### Description of the task
Copy the entries below word for word, minus the pictures.

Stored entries
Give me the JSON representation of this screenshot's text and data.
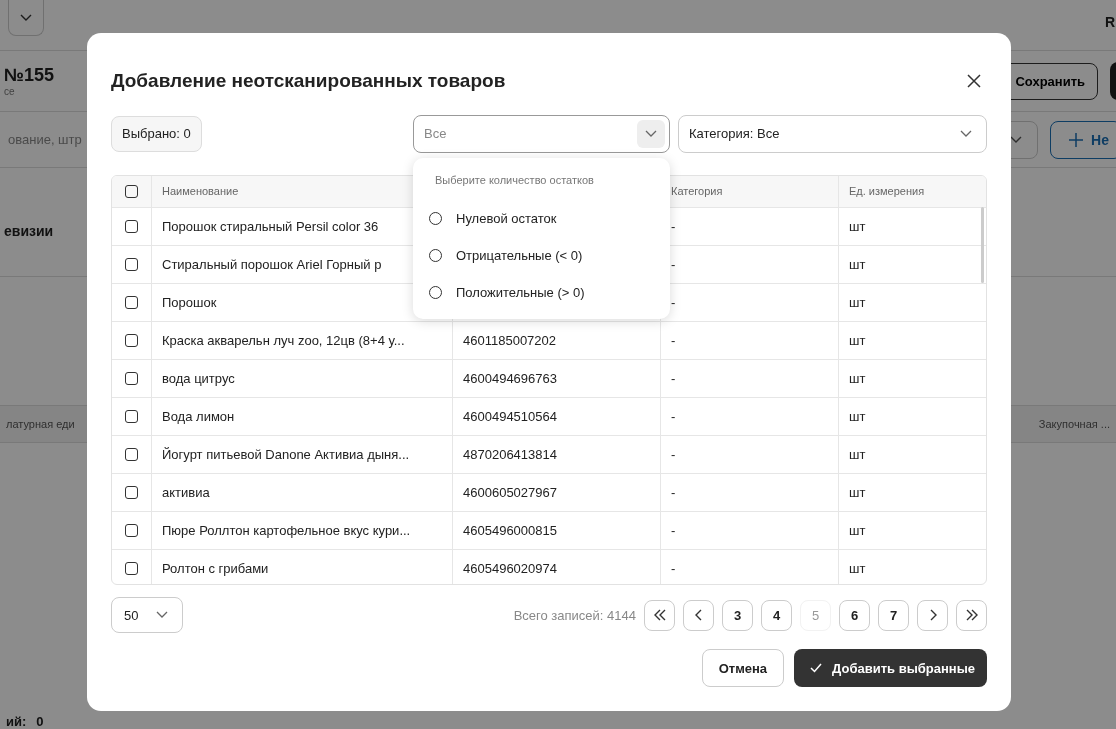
{
  "background": {
    "top_right_text": "R",
    "doc_title": "№155",
    "doc_subtitle": "се",
    "save_button": "Сохранить",
    "search_placeholder": "ование, штр",
    "add_button": "Не",
    "section_title": "евизии",
    "table_columns": [
      "латурная еди",
      "Закупочная ..."
    ],
    "footer_label": "ий:",
    "footer_value": "0"
  },
  "dialog": {
    "title": "Добавление неотсканированных товаров",
    "selected_count": "Выбрано: 0",
    "stock_filter": {
      "placeholder": "Все",
      "open": true,
      "menu_title": "Выберите количество остатков",
      "options": [
        {
          "label": "Нулевой остаток",
          "selected": false
        },
        {
          "label": "Отрицательные (< 0)",
          "selected": false
        },
        {
          "label": "Положительные (> 0)",
          "selected": false
        }
      ]
    },
    "category_filter": {
      "value": "Категория: Все"
    },
    "table": {
      "select_all_checked": false,
      "headers": {
        "name": "Наименование",
        "category": "Категория",
        "unit": "Ед. измерения"
      },
      "rows": [
        {
          "checked": false,
          "name": "Порошок стиральный Persil color 36",
          "barcode": null,
          "category": "-",
          "unit": "шт"
        },
        {
          "checked": false,
          "name": "Стиральный порошок Ariel Горный р",
          "barcode": null,
          "category": "-",
          "unit": "шт"
        },
        {
          "checked": false,
          "name": "Порошок",
          "barcode": null,
          "category": "-",
          "unit": "шт"
        },
        {
          "checked": false,
          "name": "Краска акварельн луч zoo, 12цв (8+4 у...",
          "barcode": "4601185007202",
          "category": "-",
          "unit": "шт"
        },
        {
          "checked": false,
          "name": "вода цитрус",
          "barcode": "4600494696763",
          "category": "-",
          "unit": "шт"
        },
        {
          "checked": false,
          "name": "Вода лимон",
          "barcode": "4600494510564",
          "category": "-",
          "unit": "шт"
        },
        {
          "checked": false,
          "name": "Йогурт питьевой Danone Активиа дыня...",
          "barcode": "4870206413814",
          "category": "-",
          "unit": "шт"
        },
        {
          "checked": false,
          "name": "активиа",
          "barcode": "4600605027967",
          "category": "-",
          "unit": "шт"
        },
        {
          "checked": false,
          "name": "Пюре Роллтон картофельное вкус кури...",
          "barcode": "4605496000815",
          "category": "-",
          "unit": "шт"
        },
        {
          "checked": false,
          "name": "Ролтон с грибами",
          "barcode": "4605496020974",
          "category": "-",
          "unit": "шт"
        }
      ]
    },
    "page_size": "50",
    "total": "Всего записей: 4144",
    "pages": [
      {
        "kind": "first"
      },
      {
        "kind": "prev"
      },
      {
        "kind": "number",
        "label": "3",
        "selected": false
      },
      {
        "kind": "number",
        "label": "4",
        "selected": false
      },
      {
        "kind": "number",
        "label": "5",
        "selected": true
      },
      {
        "kind": "number",
        "label": "6",
        "selected": false
      },
      {
        "kind": "number",
        "label": "7",
        "selected": false
      },
      {
        "kind": "next"
      },
      {
        "kind": "last"
      }
    ],
    "cancel_button": "Отмена",
    "confirm_button": "Добавить выбранные"
  }
}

### Solution to this task
Give me the JSON representation of this screenshot's text and data.
{
  "background": {
    "top_right_text": "R",
    "doc_title": "№155",
    "doc_subtitle": "се",
    "save_button": "Сохранить",
    "search_placeholder": "ование, штр",
    "add_button": "Не",
    "section_title": "евизии",
    "table_columns": [
      "латурная еди",
      "Закупочная ..."
    ],
    "footer_label": "ий:",
    "footer_value": "0"
  },
  "dialog": {
    "title": "Добавление неотсканированных товаров",
    "selected_count": "Выбрано: 0",
    "stock_filter": {
      "placeholder": "Все",
      "open": true,
      "menu_title": "Выберите количество остатков",
      "options": [
        {
          "label": "Нулевой остаток",
          "selected": false
        },
        {
          "label": "Отрицательные (< 0)",
          "selected": false
        },
        {
          "label": "Положительные (> 0)",
          "selected": false
        }
      ]
    },
    "category_filter": {
      "value": "Категория: Все"
    },
    "table": {
      "select_all_checked": false,
      "headers": {
        "name": "Наименование",
        "category": "Категория",
        "unit": "Ед. измерения"
      },
      "rows": [
        {
          "checked": false,
          "name": "Порошок стиральный Persil color 36",
          "barcode": null,
          "category": "-",
          "unit": "шт"
        },
        {
          "checked": false,
          "name": "Стиральный порошок Ariel Горный р",
          "barcode": null,
          "category": "-",
          "unit": "шт"
        },
        {
          "checked": false,
          "name": "Порошок",
          "barcode": null,
          "category": "-",
          "unit": "шт"
        },
        {
          "checked": false,
          "name": "Краска акварельн луч zoo, 12цв (8+4 у...",
          "barcode": "4601185007202",
          "category": "-",
          "unit": "шт"
        },
        {
          "checked": false,
          "name": "вода цитрус",
          "barcode": "4600494696763",
          "category": "-",
          "unit": "шт"
        },
        {
          "checked": false,
          "name": "Вода лимон",
          "barcode": "4600494510564",
          "category": "-",
          "unit": "шт"
        },
        {
          "checked": false,
          "name": "Йогурт питьевой Danone Активиа дыня...",
          "barcode": "4870206413814",
          "category": "-",
          "unit": "шт"
        },
        {
          "checked": false,
          "name": "активиа",
          "barcode": "4600605027967",
          "category": "-",
          "unit": "шт"
        },
        {
          "checked": false,
          "name": "Пюре Роллтон картофельное вкус кури...",
          "barcode": "4605496000815",
          "category": "-",
          "unit": "шт"
        },
        {
          "checked": false,
          "name": "Ролтон с грибами",
          "barcode": "4605496020974",
          "category": "-",
          "unit": "шт"
        }
      ]
    },
    "page_size": "50",
    "total": "Всего записей: 4144",
    "pages": [
      {
        "kind": "first"
      },
      {
        "kind": "prev"
      },
      {
        "kind": "number",
        "label": "3",
        "selected": false
      },
      {
        "kind": "number",
        "label": "4",
        "selected": false
      },
      {
        "kind": "number",
        "label": "5",
        "selected": true
      },
      {
        "kind": "number",
        "label": "6",
        "selected": false
      },
      {
        "kind": "number",
        "label": "7",
        "selected": false
      },
      {
        "kind": "next"
      },
      {
        "kind": "last"
      }
    ],
    "cancel_button": "Отмена",
    "confirm_button": "Добавить выбранные"
  }
}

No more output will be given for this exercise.